__To do__
Everything in the records should be repeated exactly.

__Excerpted records__
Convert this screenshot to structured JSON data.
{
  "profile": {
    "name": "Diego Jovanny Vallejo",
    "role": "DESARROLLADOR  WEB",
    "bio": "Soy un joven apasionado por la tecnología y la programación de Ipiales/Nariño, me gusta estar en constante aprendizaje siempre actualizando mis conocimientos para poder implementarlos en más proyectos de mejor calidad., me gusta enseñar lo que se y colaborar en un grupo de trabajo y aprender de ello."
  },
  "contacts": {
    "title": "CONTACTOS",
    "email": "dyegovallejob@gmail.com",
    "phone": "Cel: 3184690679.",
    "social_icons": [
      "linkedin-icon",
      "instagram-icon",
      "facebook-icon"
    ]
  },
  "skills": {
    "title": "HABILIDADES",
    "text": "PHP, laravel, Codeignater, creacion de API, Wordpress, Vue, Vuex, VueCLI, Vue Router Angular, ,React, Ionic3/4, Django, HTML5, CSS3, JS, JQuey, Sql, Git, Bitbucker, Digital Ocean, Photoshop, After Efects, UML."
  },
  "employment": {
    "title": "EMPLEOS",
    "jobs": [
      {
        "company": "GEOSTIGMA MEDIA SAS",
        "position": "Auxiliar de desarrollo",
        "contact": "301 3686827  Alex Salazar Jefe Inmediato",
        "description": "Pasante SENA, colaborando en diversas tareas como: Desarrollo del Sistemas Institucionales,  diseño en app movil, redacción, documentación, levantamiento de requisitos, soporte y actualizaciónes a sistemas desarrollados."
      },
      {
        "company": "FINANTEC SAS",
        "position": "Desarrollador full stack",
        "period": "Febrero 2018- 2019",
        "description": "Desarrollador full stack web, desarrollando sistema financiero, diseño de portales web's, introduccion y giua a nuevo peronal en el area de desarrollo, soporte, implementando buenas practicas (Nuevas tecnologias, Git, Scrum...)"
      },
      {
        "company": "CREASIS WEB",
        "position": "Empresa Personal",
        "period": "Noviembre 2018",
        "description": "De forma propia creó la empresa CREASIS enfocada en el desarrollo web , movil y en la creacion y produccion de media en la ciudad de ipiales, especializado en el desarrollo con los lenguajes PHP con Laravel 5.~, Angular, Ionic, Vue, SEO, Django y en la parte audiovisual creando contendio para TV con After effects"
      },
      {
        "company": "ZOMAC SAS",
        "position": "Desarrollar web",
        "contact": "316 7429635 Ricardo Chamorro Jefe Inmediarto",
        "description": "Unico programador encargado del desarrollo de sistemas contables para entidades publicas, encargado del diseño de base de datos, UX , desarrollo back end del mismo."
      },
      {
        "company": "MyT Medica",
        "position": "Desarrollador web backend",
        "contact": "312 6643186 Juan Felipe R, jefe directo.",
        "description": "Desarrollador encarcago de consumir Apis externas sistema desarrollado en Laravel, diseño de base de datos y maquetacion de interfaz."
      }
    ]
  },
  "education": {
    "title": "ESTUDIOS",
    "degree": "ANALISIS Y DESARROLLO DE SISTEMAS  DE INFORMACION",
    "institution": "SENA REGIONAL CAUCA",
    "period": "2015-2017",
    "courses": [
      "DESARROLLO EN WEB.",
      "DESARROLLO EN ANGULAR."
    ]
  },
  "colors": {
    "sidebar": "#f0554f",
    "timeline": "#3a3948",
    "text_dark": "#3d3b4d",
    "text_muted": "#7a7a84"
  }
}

__Response to the exercise__
Convert this screenshot to structured JSON data.
{
  "profile": {
    "name": "Diego Jovanny Vallejo",
    "role": "DESARROLLADOR  WEB",
    "bio": "Soy un joven apasionado por la tecnología y la programación de Ipiales/Nariño, me gusta estar en constante aprendizaje siempre actualizando mis conocimientos para poder implementarlos en más proyectos de mejor calidad., me gusta enseñar lo que se y colaborar en un grupo de trabajo y aprender de ello."
  },
  "contacts": {
    "title": "CONTACTOS",
    "email": "dyegovallejob@gmail.com",
    "phone": "Cel: 3184690679.",
    "social_icons": [
      "linkedin-icon",
      "instagram-icon",
      "facebook-icon"
    ]
  },
  "skills": {
    "title": "HABILIDADES",
    "text": "PHP, laravel, Codeignater, creacion de API, Wordpress, Vue, Vuex, VueCLI, Vue Router Angular, ,React, Ionic3/4, Django, HTML5, CSS3, JS, JQuey, Sql, Git, Bitbucker, Digital Ocean, Photoshop, After Efects, UML."
  },
  "employment": {
    "title": "EMPLEOS",
    "jobs": [
      {
        "company": "GEOSTIGMA MEDIA SAS",
        "position": "Auxiliar de desarrollo",
        "contact": "301 3686827  Alex Salazar Jefe Inmediato",
        "description": "Pasante SENA, colaborando en diversas tareas como: Desarrollo del Sistemas Institucionales,  diseño en app movil, redacción, documentación, levantamiento de requisitos, soporte y actualizaciónes a sistemas desarrollados."
      },
      {
        "company": "FINANTEC SAS",
        "position": "Desarrollador full stack",
        "period": "Febrero 2018- 2019",
        "description": "Desarrollador full stack web, desarrollando sistema financiero, diseño de portales web's, introduccion y giua a nuevo peronal en el area de desarrollo, soporte, implementando buenas practicas (Nuevas tecnologias, Git, Scrum...)"
      },
      {
        "company": "CREASIS WEB",
        "position": "Empresa Personal",
        "period": "Noviembre 2018",
        "description": "De forma propia creó la empresa CREASIS enfocada en el desarrollo web , movil y en la creacion y produccion de media en la ciudad de ipiales, especializado en el desarrollo con los lenguajes PHP con Laravel 5.~, Angular, Ionic, Vue, SEO, Django y en la parte audiovisual creando contendio para TV con After effects"
      },
      {
        "company": "ZOMAC SAS",
        "position": "Desarrollar web",
        "contact": "316 7429635 Ricardo Chamorro Jefe Inmediarto",
        "description": "Unico programador encargado del desarrollo de sistemas contables para entidades publicas, encargado del diseño de base de datos, UX , desarrollo back end del mismo."
      },
      {
        "company": "MyT Medica",
        "position": "Desarrollador web backend",
        "contact": "312 6643186 Juan Felipe R, jefe directo.",
        "description": "Desarrollador encarcago de consumir Apis externas sistema desarrollado en Laravel, diseño de base de datos y maquetacion de interfaz."
      }
    ]
  },
  "education": {
    "title": "ESTUDIOS",
    "degree": "ANALISIS Y DESARROLLO DE SISTEMAS  DE INFORMACION",
    "institution": "SENA REGIONAL CAUCA",
    "period": "2015-2017",
    "courses": [
      "DESARROLLO EN WEB.",
      "DESARROLLO EN ANGULAR."
    ]
  },
  "colors": {
    "sidebar": "#f0554f",
    "timeline": "#3a3948",
    "text_dark": "#3d3b4d",
    "text_muted": "#7a7a84"
  }
}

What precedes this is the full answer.